Why This Recipe Works
- Cooking the seafood in stages ensures that all of the components are at their textural best in the final dish.
- Cooking the pasta risotto-style, a technique known as spaghetti risottati, means the spaghetti absorbs the flavor from the shellfish broth.
- Bottled clam juice intensifies the natural flavor of the steamed shellfish.
Spaghetti allo scoglio is found all over coastal Italy, and it’s prized for its mix of fresh seafood, which can include clams, mussels, shrimp, and cuttlefish or squid. Like spaghetti alle vongole, scoglio isn’t saucy; instead it consists of long strands of al dente pasta with a silky coating packed with briny seafood flavor, thanks to the combination of fresh shellfish liquor, acidic white wine, a touch of fresh tomato, and peppery olive oil.
I live on Martha’s Vineyard, so the seafood available to me is categorically different than the delicate, iridescent frutti di mare of the rocky Adriatic coast. The clams are larger and their shells thicker, the shrimp are shipped frozen from Florida, and the squid isn’t nearly as tender as the seppia (cuttlefish) found in Puglia, where I first tasted pasta allo scoglio.
The key to the dish is getting the spaghetti to absorb the flavorful broth released by the shellfish. Sure, you can achieve this by boiling the pasta first and then finishing it in the skillet with the seafood. But my friend Daniela, chef and co-owner of Le Macàre, showed me a better way when I visited her in the Salento, Puglia’s southern sub-peninsula, a few years back.
She made the dish with spaghetti risottati, or spaghetti prepared risotto-syle, the dry pasta cooking directly in the skillet with the shellfish, so that it absorbs the liquor from the clams and mussels as they steam open.

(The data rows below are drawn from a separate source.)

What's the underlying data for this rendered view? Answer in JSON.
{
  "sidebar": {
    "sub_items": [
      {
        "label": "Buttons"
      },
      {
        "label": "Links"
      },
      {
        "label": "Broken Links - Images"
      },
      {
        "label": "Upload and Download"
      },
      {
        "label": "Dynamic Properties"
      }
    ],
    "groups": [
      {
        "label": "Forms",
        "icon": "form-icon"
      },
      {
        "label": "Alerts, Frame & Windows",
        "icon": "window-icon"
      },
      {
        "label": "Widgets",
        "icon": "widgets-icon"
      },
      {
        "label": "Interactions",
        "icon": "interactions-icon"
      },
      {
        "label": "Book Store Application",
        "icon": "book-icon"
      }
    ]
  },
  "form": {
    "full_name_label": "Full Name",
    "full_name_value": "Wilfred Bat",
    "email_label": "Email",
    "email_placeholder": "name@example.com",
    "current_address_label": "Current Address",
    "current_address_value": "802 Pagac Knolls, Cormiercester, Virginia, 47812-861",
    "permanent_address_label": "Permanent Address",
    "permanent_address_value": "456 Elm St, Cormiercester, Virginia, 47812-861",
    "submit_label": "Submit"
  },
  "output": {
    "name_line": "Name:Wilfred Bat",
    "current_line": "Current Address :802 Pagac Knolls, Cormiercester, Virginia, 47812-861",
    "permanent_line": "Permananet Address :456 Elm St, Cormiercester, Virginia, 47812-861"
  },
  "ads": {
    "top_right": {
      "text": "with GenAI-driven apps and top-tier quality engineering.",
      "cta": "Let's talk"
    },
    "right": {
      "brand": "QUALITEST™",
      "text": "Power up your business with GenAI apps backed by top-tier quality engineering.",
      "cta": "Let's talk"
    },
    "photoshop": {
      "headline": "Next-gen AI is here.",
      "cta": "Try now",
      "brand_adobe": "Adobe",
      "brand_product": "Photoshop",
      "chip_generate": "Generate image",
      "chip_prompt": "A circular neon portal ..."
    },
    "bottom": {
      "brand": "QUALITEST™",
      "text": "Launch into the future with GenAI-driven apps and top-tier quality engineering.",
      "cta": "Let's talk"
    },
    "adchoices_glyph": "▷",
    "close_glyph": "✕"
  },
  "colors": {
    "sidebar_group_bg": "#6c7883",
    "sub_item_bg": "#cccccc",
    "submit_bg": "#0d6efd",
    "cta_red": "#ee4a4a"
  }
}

The results were stunning, with each strand of pasta infused with sapore di mare (the flavor of the sea). To successfully adapt my friend Daniela’s scoglio method for this recipe, I knew I had to cook the various seafood in stages to ensure that everything was just cooked through at the time of serving. Different types of seafood cook at different rates, so I start off by steaming the clams and mussels with aromatics and white wine, just until they open up and release their flavorful liquor. I take the shellfish out of the pan, and I supplement the briny broth left behind with bottled clam juice and a little water, which I then use as the cooking liquid for the pasta. Once the mixture comes to a boil, I add the spaghetti.
While I wait for the spaghetti to cook, I shuck the meat from half of the clams and mussels. While Daniel correctly observed in his spaghetti alle vongole recipe that digging through a pile of shells isn’t the best dining experience, for this dish you have to keep some of the shells for presentation, otherwise it just isn’t scoglio. (“Scoglio” translates to “reef.”)
Once the pasta is cooked “al chiodo” (to the nail)—a few minutes shy of al dente, just beginning to soften on the exterior, but uncooked at the center—I add quick-cooking shrimp, squid, and cherry tomatoes to the mix, tossing and stirring until the shrimp are opaque and the squid pieces are just cooked through. The halved cherry tomatoes will release some of their sweet juices into the sauce, but they’ll still hold their shape (we’re not looking for burst tomatoes in this dish). I add the mussels and clams back to the skillet and toss everything together until all the seafood is heated through and the pasta is al dente, and then serve it immediately.
This recipe was cross-tested in 2022 and lightly updated to guarantee best results. To help the tomatoes hold their shape better, we now incorporate them into the pasta mixture further along in the cooking process.